Source data>

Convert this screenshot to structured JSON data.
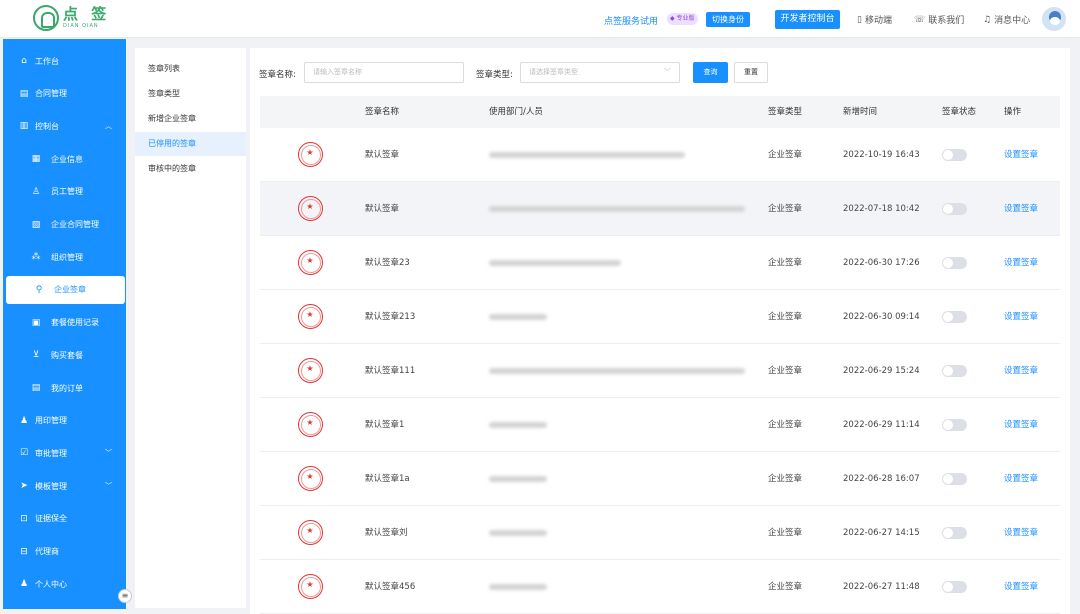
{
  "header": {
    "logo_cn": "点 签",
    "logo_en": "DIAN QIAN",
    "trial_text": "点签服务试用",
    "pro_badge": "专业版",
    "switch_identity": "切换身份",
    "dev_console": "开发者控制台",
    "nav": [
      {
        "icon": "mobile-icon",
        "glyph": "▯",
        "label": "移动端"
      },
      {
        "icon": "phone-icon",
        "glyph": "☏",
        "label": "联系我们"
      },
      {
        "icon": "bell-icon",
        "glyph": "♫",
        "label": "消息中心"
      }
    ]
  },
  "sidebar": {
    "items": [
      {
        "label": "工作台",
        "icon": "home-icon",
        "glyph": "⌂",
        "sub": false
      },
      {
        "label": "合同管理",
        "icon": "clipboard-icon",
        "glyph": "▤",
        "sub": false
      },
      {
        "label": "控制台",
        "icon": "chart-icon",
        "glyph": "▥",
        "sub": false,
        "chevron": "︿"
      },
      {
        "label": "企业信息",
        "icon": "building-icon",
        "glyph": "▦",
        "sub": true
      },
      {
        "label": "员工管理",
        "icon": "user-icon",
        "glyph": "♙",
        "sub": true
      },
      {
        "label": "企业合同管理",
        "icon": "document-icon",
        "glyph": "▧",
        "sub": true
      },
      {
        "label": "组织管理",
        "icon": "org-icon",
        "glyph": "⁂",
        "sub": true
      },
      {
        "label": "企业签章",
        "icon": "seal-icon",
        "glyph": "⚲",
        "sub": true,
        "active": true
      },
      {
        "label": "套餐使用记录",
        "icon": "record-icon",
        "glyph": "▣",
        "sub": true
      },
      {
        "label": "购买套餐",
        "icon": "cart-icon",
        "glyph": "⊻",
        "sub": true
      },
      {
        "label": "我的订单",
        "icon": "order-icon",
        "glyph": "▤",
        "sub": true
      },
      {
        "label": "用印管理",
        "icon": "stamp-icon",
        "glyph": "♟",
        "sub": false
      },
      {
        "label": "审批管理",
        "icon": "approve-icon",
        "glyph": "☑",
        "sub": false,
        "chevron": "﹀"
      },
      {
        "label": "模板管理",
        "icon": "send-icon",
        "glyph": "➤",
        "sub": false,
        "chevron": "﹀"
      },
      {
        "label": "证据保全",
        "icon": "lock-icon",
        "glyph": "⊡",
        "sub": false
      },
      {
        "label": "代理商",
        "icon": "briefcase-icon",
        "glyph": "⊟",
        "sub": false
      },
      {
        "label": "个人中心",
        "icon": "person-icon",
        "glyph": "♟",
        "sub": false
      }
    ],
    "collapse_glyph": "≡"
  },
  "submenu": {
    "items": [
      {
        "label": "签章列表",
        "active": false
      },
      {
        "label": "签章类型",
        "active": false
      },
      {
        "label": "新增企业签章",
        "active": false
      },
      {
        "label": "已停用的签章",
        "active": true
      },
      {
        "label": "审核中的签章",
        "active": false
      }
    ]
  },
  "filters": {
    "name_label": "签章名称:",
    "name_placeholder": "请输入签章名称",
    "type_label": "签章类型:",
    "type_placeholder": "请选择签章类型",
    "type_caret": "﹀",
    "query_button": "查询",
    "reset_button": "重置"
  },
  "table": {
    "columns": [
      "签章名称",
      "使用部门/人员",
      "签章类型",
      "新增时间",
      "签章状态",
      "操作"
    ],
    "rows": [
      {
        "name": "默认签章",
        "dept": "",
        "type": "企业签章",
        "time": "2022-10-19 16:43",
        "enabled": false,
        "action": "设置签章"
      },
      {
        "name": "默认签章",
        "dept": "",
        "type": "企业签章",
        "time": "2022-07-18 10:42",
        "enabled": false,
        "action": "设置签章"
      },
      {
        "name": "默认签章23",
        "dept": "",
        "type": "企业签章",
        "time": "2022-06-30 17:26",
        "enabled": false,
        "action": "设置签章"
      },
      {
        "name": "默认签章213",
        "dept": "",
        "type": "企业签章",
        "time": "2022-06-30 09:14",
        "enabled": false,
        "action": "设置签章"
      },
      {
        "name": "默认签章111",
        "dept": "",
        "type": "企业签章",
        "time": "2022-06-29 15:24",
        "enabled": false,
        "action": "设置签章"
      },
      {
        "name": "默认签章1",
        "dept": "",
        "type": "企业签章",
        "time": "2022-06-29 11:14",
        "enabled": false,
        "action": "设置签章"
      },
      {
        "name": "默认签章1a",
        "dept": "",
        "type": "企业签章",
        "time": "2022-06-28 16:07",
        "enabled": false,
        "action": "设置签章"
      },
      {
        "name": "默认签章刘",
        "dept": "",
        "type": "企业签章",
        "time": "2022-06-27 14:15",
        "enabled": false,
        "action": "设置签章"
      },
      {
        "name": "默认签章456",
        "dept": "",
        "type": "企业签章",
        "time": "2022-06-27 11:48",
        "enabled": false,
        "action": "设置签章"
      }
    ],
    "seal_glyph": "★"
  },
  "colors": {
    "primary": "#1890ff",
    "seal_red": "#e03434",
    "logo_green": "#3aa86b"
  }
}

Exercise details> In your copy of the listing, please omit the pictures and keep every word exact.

The completed task>
Convert this screenshot to structured JSON data.
{
  "header": {
    "logo_cn": "点 签",
    "logo_en": "DIAN QIAN",
    "trial_text": "点签服务试用",
    "pro_badge": "专业版",
    "switch_identity": "切换身份",
    "dev_console": "开发者控制台",
    "nav": [
      {
        "icon": "mobile-icon",
        "glyph": "▯",
        "label": "移动端"
      },
      {
        "icon": "phone-icon",
        "glyph": "☏",
        "label": "联系我们"
      },
      {
        "icon": "bell-icon",
        "glyph": "♫",
        "label": "消息中心"
      }
    ]
  },
  "sidebar": {
    "items": [
      {
        "label": "工作台",
        "icon": "home-icon",
        "glyph": "⌂",
        "sub": false
      },
      {
        "label": "合同管理",
        "icon": "clipboard-icon",
        "glyph": "▤",
        "sub": false
      },
      {
        "label": "控制台",
        "icon": "chart-icon",
        "glyph": "▥",
        "sub": false,
        "chevron": "︿"
      },
      {
        "label": "企业信息",
        "icon": "building-icon",
        "glyph": "▦",
        "sub": true
      },
      {
        "label": "员工管理",
        "icon": "user-icon",
        "glyph": "♙",
        "sub": true
      },
      {
        "label": "企业合同管理",
        "icon": "document-icon",
        "glyph": "▧",
        "sub": true
      },
      {
        "label": "组织管理",
        "icon": "org-icon",
        "glyph": "⁂",
        "sub": true
      },
      {
        "label": "企业签章",
        "icon": "seal-icon",
        "glyph": "⚲",
        "sub": true,
        "active": true
      },
      {
        "label": "套餐使用记录",
        "icon": "record-icon",
        "glyph": "▣",
        "sub": true
      },
      {
        "label": "购买套餐",
        "icon": "cart-icon",
        "glyph": "⊻",
        "sub": true
      },
      {
        "label": "我的订单",
        "icon": "order-icon",
        "glyph": "▤",
        "sub": true
      },
      {
        "label": "用印管理",
        "icon": "stamp-icon",
        "glyph": "♟",
        "sub": false
      },
      {
        "label": "审批管理",
        "icon": "approve-icon",
        "glyph": "☑",
        "sub": false,
        "chevron": "﹀"
      },
      {
        "label": "模板管理",
        "icon": "send-icon",
        "glyph": "➤",
        "sub": false,
        "chevron": "﹀"
      },
      {
        "label": "证据保全",
        "icon": "lock-icon",
        "glyph": "⊡",
        "sub": false
      },
      {
        "label": "代理商",
        "icon": "briefcase-icon",
        "glyph": "⊟",
        "sub": false
      },
      {
        "label": "个人中心",
        "icon": "person-icon",
        "glyph": "♟",
        "sub": false
      }
    ],
    "collapse_glyph": "≡"
  },
  "submenu": {
    "items": [
      {
        "label": "签章列表",
        "active": false
      },
      {
        "label": "签章类型",
        "active": false
      },
      {
        "label": "新增企业签章",
        "active": false
      },
      {
        "label": "已停用的签章",
        "active": true
      },
      {
        "label": "审核中的签章",
        "active": false
      }
    ]
  },
  "filters": {
    "name_label": "签章名称:",
    "name_placeholder": "请输入签章名称",
    "type_label": "签章类型:",
    "type_placeholder": "请选择签章类型",
    "type_caret": "﹀",
    "query_button": "查询",
    "reset_button": "重置"
  },
  "table": {
    "columns": [
      "签章名称",
      "使用部门/人员",
      "签章类型",
      "新增时间",
      "签章状态",
      "操作"
    ],
    "rows": [
      {
        "name": "默认签章",
        "dept": "",
        "type": "企业签章",
        "time": "2022-10-19 16:43",
        "enabled": false,
        "action": "设置签章"
      },
      {
        "name": "默认签章",
        "dept": "",
        "type": "企业签章",
        "time": "2022-07-18 10:42",
        "enabled": false,
        "action": "设置签章"
      },
      {
        "name": "默认签章23",
        "dept": "",
        "type": "企业签章",
        "time": "2022-06-30 17:26",
        "enabled": false,
        "action": "设置签章"
      },
      {
        "name": "默认签章213",
        "dept": "",
        "type": "企业签章",
        "time": "2022-06-30 09:14",
        "enabled": false,
        "action": "设置签章"
      },
      {
        "name": "默认签章111",
        "dept": "",
        "type": "企业签章",
        "time": "2022-06-29 15:24",
        "enabled": false,
        "action": "设置签章"
      },
      {
        "name": "默认签章1",
        "dept": "",
        "type": "企业签章",
        "time": "2022-06-29 11:14",
        "enabled": false,
        "action": "设置签章"
      },
      {
        "name": "默认签章1a",
        "dept": "",
        "type": "企业签章",
        "time": "2022-06-28 16:07",
        "enabled": false,
        "action": "设置签章"
      },
      {
        "name": "默认签章刘",
        "dept": "",
        "type": "企业签章",
        "time": "2022-06-27 14:15",
        "enabled": false,
        "action": "设置签章"
      },
      {
        "name": "默认签章456",
        "dept": "",
        "type": "企业签章",
        "time": "2022-06-27 11:48",
        "enabled": false,
        "action": "设置签章"
      }
    ],
    "seal_glyph": "★"
  },
  "colors": {
    "primary": "#1890ff",
    "seal_red": "#e03434",
    "logo_green": "#3aa86b"
  }
}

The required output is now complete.